Still, Price is compelled by the opportunity to play meaningful games beyond the first week of April for the first time in three years, even if he couldn’t point to any legitimate internal reason as to why the Canadiens could do what no one outside of their organization believes they can do.
“It’s paramount to me,” Price said. “I feel that I’ve been fortunate to have a lot of success in the last decade-plus, and to have another opportunity at a team award is an exciting opportunity.”
But to suggest he believes it’s an opportunity the Canadiens will take advantage of might be stretching the truth.
Consider that when we asked Price why he thinks the Canadiens could be a contender for this year’s Cup, he pointed to the chaos of the situation and said, “anything can happen…” even though we qualified in our question that we were curious for a reason outside of that cliché.
“I know we’re a pretty underrated team,” Price continued. “We’re a very streaky team. We’ve proven that we can get really hot, and that’s what it’s all about in the playoffs.”

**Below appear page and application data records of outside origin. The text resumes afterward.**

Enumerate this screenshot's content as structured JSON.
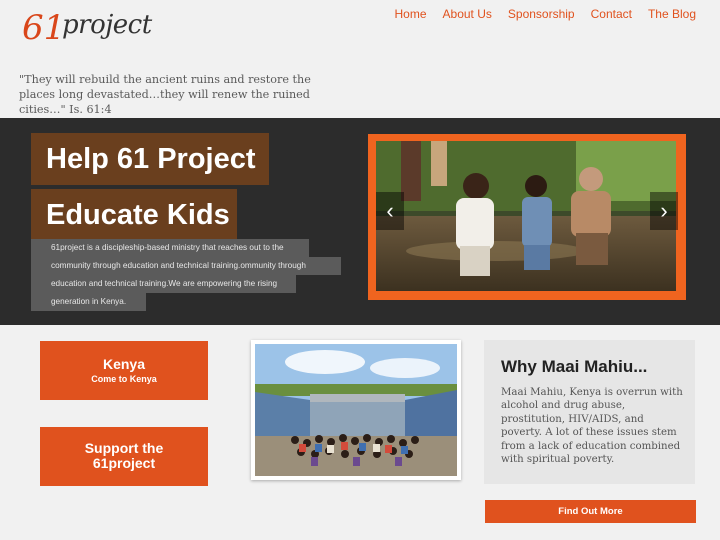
{
  "header": {
    "logo_num": "61",
    "logo_text": "project",
    "nav": [
      "Home",
      "About Us",
      "Sponsorship",
      "Contact",
      "The Blog"
    ],
    "quote": "\"They will rebuild the ancient ruins and restore the places long devastated…they will renew the ruined cities…\" Is. 61:4"
  },
  "hero": {
    "headline_1": "Help 61 Project",
    "headline_2": "Educate Kids",
    "description_lines": [
      "61project is a discipleship-based ministry that reaches out to the",
      "community through education and technical training.ommunity through",
      "education and technical training.We are empowering the rising",
      "generation in Kenya."
    ],
    "prev_label": "‹",
    "next_label": "›"
  },
  "cta": {
    "kenya_title": "Kenya",
    "kenya_subtitle": "Come to Kenya",
    "support_line1": "Support the",
    "support_line2": "61project"
  },
  "why": {
    "title": "Why Maai Mahiu...",
    "body": "Maai Mahiu, Kenya is overrun with alcohol and drug abuse, prostitution, HIV/AIDS, and poverty. A lot of these issues stem from a lack of education combined with spiritual poverty.",
    "button": "Find Out More"
  },
  "colors": {
    "accent": "#e0521e",
    "headline_bg": "#6a3f1e",
    "hero_bg": "#2c2c2c"
  }
}
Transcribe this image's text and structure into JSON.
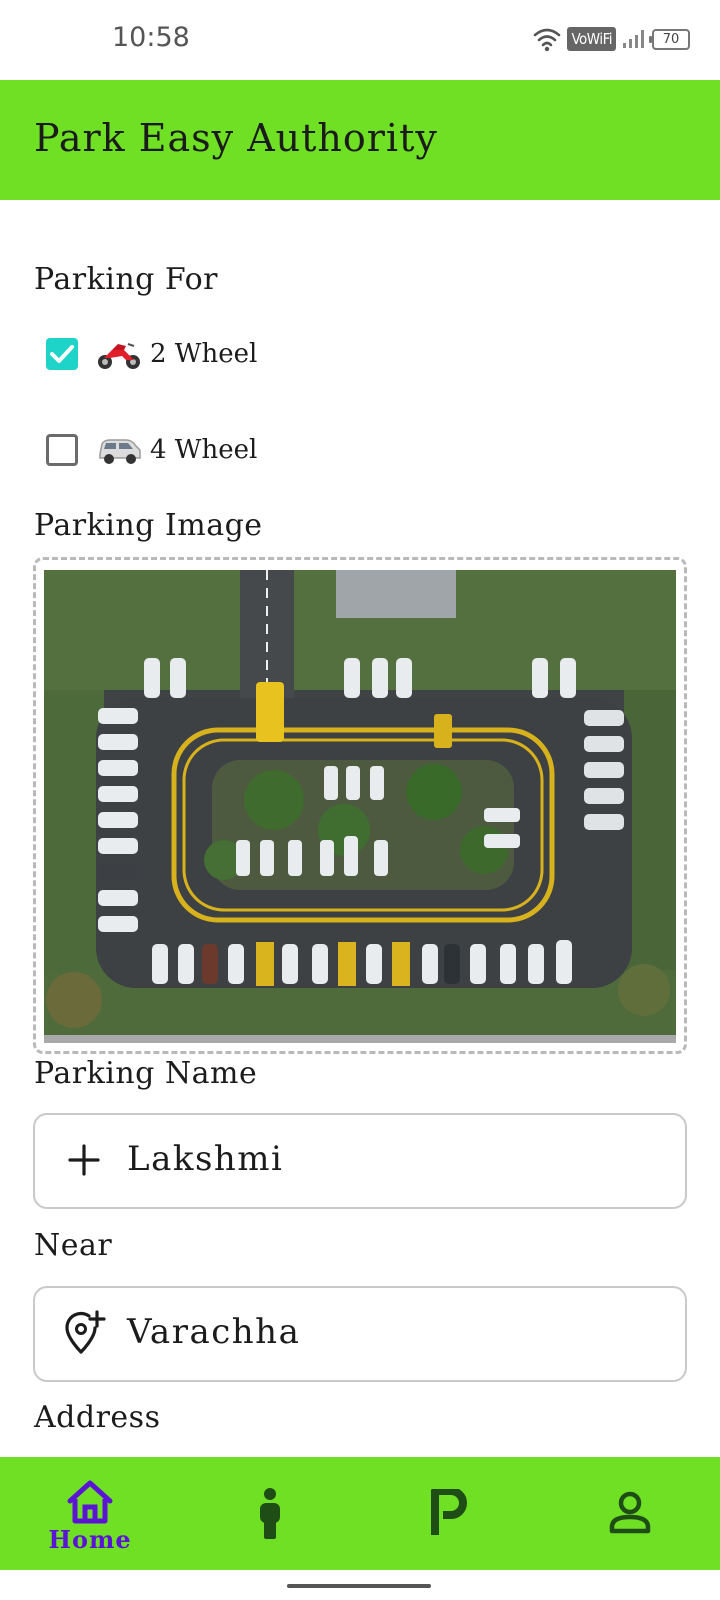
{
  "status_bar": {
    "time": "10:58",
    "vowifi": "VoWiFi",
    "battery": "70"
  },
  "app_bar": {
    "title": "Park Easy Authority",
    "color": "#6fe024"
  },
  "form": {
    "parking_for_label": "Parking For",
    "options": [
      {
        "label": "2 Wheel",
        "checked": true,
        "icon": "motorcycle-icon"
      },
      {
        "label": "4 Wheel",
        "checked": false,
        "icon": "car-icon"
      }
    ],
    "parking_image_label": "Parking Image",
    "parking_name_label": "Parking Name",
    "parking_name_value": "Lakshmi",
    "near_label": "Near",
    "near_value": "Varachha",
    "address_label": "Address"
  },
  "bottom_nav": {
    "items": [
      {
        "label": "Home",
        "icon": "home-icon",
        "active": true
      },
      {
        "label": "",
        "icon": "person-icon",
        "active": false
      },
      {
        "label": "",
        "icon": "parking-icon",
        "active": false
      },
      {
        "label": "",
        "icon": "profile-icon",
        "active": false
      }
    ],
    "active_color": "#5b14d6",
    "inactive_color": "#1f4d16"
  },
  "colors": {
    "accent_green": "#6fe024",
    "checkbox_checked": "#1ed4c8"
  }
}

The problem is, when you think of the streakiness of the Canadiens this season, getting hot isn’t exactly what instantly comes to mind.
No, what immediately comes to mind are two separate eight-game winless streaks and four losses in four games to a Detroit Red Wings team that won only 13 other times.
And, the Canadiens didn’t come close to proving they can get really hot. After starting off 4-4-2, they won three games in a row from Oct. 26-31 and only repeated that feat three more times. They never had a longer winning streak at any point from Oct. 3-Mar. 11.
So, the idea that they can get hot enough to win a three-to-five-game play-in round against a Pittsburgh Penguins team loaded with two of the best players in the world in Sidney Crosby and Evgeni Malkin—and a supporting cast of veritable stars—before streaking through the traditional playoff format to win the Cup, based on what they showed during the regular season, is convoluted at best.
Were it something to tether hope to, perhaps Price would be keener on getting back to Montreal immediately.
The fact is, several players from around the league—players on legitimate contenders, players who went home after it was clear the NHL’s pause would be extensive—have already gone back to their playing cities. Many others, who have yet to return, are in the process of finalizing arrangements to travel back and join their teammates—especially since the NHL announced, at the start of this week, that informal skates being held during Phase 2 can now include as many as 12 players at a time.
As of right now, Paul Byron, Jonathan Drouin and Charles Hudon, who live in the Montreal area year-round, are the only players to have played a game with the Canadiens this season that are currently training out of their south-shore practice facility.
Trepidation rules. As it should for Price, and everyone else in the organization.